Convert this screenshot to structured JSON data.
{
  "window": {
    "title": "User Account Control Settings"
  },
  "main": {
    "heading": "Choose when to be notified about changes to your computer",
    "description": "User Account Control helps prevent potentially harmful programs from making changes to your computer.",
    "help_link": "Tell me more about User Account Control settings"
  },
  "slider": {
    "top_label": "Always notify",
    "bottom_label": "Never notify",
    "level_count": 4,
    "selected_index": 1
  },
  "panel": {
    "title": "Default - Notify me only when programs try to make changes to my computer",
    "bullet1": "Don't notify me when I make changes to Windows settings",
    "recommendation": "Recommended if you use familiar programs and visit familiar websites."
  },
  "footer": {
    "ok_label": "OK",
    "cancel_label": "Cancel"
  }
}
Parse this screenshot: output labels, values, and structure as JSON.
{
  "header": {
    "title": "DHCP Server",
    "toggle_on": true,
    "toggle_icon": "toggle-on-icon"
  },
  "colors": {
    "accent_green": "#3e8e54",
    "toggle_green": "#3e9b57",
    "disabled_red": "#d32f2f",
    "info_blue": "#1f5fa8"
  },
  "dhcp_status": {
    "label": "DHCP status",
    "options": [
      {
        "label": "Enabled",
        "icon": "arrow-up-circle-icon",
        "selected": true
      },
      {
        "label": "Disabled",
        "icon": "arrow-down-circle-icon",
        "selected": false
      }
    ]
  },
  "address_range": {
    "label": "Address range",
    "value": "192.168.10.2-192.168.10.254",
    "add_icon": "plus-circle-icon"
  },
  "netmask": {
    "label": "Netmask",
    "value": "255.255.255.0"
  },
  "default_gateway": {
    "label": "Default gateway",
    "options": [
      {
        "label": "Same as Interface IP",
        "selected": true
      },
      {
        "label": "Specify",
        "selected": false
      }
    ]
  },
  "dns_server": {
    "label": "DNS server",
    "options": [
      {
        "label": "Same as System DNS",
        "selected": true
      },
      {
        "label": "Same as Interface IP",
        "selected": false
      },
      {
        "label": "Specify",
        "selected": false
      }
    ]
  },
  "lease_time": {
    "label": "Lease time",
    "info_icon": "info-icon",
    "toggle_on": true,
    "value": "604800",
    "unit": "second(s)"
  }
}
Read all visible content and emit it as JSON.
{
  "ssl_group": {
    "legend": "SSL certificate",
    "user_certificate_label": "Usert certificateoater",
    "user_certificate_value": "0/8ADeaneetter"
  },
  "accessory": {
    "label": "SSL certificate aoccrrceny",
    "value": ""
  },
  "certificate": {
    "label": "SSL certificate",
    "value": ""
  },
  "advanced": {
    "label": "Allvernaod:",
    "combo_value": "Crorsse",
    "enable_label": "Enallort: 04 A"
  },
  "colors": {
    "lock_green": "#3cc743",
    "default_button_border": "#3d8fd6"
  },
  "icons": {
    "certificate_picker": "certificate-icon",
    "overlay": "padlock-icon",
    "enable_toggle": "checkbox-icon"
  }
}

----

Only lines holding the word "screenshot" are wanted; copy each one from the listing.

(Solution to this problem)
Convert this screenshot to structured JSON data.
Parse this screenshot: output labels, values, and structure as JSON.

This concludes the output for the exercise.